By Paul Monks
Lockdown’s effect on air pollution provides a rare glimpse of a low-carbon future.
The COVID-19 pandemic has caused industrial activity to shut down and cancelled flights and other journeys, slashing greenhouse gas emissions and air pollution around the world. If there is something positive to take from this terrible crisis, it could be that it’s offered a taste of the air we might breathe in a low-carbon future.
The World Health Organisation (WHO) estimates that about 3 million people die each year from ailments caused by air pollution, and that more than 80% of people living in urban areas are exposed to air quality levels that exceed safe limits. The situation is worse in low-income countries, where 98% of cities fail to meet WHO air quality standards.
Measurements from the European Space Agency’s Sentinel-5P satellite show that during late January and early February 2020, levels of nitrogen dioxide (NO₂) over cities and industrial areas in Asia and Europe were lower than in the same period in 2019, by as much as 40%.
Two weeks after the nationwide lockdown was announced on March 23 in the UK, NO₂ pollution in some cities fell by as much as 60% compared to the same period in 2019. NASA revealed that NO₂ pollution over New York and other major metropolitan areas in north-eastern USA was 30% lower in March 2020, compared to the monthly average from 2015 to 2019.
Most NO₂ comes from road transport and power plants, and it can exacerbate respiratory illnesses such as asthma. It also makes symptoms worse for those suffering from lung or heart conditions. NO₂ emissions have been a particularly thorny problem for Europe, with many countries in breach of EU limits.
In a sense, we are conducting the largest ever global air pollution experiment. Over a relatively short period of time, we’re turning off major air pollutant sources in industry and transport. In Wuhan alone, 11 million people were in lockdown at the height of the outbreak there. Across China, over half a billion. China normally emits in excess of 30 mega tonnes of nitrogen oxides per year, with estimates for 2019 reaching 40 mega tonnes.
Making air quality improvements permanent
China emits over 50% of all the nitrogen dioxide in Asia. Each tonne of NO₂ that isn’t emitted as a result of the pandemic is the equivalent of removing 62 cars per year from the road. So you could estimate that over China, even a moderate 10% reduction in NO₂ emissions is equivalent to taking 48,000 cars off the road. But the 40% drop in NO₂ on 2019 levels for January and February in some areas equates to removing a whopping 192,000 cars.
That’s an indication of what could be achieved permanently for air quality if car use was phased down and replaced with electrically powered mass transit. Electrifying transport in this way, with expanded train lines and more electric cars and charging stations, would slash tail pipe emission of air pollutants such as NO₂.
But electric vehicles are only as clean as the electricity that powers them. The recent improvements in air quality could be made permanent by replacing fossil fuel generation with renewable energy and other low-carbon sources. Reducing monthly NO₂ emissions from electricity generation by 10% would be the equivalent of turning off 500 coal power stations for a year.
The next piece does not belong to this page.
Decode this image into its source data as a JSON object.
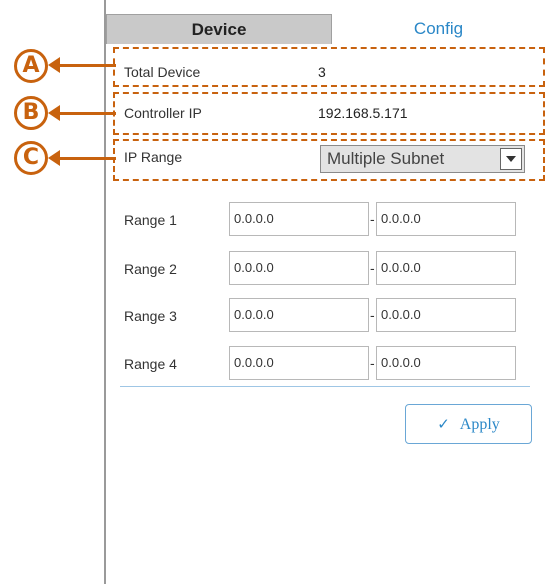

Ironically, by shutting down swaths of the global economy, COVID-19 has helped expose another respiratory health crisis. The ensuing lockdowns have shown the improvements to air quality that are possible when emissions are reduced on a global scale.
The pandemic could show us how the future might look with less air pollution, or it may just indicate the scale of the challenge ahead. At the very least, it should challenge governments and businesses to consider how things can be done differently after the pandemic, to hold on to temporary improvements in air quality.
This article was originally published on The Conversation and has been republished under a creative commons license. For the original, click here.
Paul Monks is a Professor of Atmospheric Chemistry at the University of Leicester.
Disclaimer: The views expressed in this article reflect the author’s opinion and not necessarily the views of The Big Q.